**WHAT NEEDS TO BE DONE**: Scan the entries that follow and copy out every line containing "JSON".

------------------------------

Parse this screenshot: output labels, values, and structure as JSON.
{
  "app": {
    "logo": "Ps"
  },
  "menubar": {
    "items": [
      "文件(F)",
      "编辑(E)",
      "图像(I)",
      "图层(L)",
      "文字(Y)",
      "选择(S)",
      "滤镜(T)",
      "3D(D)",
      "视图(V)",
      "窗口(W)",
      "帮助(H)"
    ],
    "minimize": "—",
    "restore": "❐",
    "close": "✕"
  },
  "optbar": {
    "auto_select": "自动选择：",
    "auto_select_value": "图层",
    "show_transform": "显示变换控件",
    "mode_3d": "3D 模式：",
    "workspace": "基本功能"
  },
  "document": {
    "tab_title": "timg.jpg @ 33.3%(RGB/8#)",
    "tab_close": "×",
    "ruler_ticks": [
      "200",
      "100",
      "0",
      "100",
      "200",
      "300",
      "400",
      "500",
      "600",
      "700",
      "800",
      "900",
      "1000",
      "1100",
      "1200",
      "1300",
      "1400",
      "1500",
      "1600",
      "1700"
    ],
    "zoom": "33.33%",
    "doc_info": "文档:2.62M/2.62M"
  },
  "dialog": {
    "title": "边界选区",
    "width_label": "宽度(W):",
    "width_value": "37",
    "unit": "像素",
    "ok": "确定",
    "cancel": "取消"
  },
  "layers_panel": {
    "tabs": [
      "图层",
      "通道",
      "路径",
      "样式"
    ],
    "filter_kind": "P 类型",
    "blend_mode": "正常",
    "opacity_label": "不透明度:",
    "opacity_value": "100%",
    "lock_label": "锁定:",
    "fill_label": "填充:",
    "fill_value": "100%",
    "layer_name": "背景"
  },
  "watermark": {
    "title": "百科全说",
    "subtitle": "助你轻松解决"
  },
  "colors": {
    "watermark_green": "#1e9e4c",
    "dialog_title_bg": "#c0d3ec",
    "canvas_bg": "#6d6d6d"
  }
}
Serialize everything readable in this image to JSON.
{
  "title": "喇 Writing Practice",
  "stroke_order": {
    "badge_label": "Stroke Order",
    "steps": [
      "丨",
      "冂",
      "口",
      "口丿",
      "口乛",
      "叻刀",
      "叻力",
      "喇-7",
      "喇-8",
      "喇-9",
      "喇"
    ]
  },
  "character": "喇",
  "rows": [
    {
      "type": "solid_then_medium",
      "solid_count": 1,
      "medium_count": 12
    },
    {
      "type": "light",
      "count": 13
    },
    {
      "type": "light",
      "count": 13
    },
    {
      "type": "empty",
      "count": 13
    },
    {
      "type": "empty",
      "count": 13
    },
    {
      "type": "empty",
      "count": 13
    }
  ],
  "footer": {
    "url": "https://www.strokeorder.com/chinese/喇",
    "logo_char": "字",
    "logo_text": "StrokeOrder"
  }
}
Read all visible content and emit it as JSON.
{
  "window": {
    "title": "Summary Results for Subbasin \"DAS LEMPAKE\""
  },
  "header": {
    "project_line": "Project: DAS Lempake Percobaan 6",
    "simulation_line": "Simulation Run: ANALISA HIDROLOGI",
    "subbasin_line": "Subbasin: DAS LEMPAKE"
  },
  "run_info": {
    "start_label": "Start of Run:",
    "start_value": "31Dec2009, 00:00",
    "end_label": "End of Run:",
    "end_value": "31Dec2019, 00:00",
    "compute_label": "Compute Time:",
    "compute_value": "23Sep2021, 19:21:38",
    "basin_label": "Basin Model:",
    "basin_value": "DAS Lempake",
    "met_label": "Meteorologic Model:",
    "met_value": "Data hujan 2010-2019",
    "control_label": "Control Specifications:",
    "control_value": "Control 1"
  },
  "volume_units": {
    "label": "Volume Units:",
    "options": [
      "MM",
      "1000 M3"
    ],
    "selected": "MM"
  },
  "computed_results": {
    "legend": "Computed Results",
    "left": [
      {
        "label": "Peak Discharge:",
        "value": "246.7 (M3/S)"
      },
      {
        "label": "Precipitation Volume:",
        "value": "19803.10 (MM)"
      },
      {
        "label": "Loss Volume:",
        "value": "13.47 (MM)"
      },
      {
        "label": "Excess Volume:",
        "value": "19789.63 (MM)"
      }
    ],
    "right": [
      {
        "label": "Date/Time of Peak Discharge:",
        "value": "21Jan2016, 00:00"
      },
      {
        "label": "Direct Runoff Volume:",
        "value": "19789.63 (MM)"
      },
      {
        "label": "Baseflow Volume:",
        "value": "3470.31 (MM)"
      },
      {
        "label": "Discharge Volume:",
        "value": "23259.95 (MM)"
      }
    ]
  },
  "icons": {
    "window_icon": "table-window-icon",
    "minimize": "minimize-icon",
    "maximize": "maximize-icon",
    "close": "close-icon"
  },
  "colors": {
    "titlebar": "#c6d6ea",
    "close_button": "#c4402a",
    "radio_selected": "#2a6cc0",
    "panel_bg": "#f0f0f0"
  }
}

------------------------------

**EXPECTED ANSWER**:
Parse this screenshot: output labels, values, and structure as JSON.
Serialize everything readable in this image to JSON.
Read all visible content and emit it as JSON.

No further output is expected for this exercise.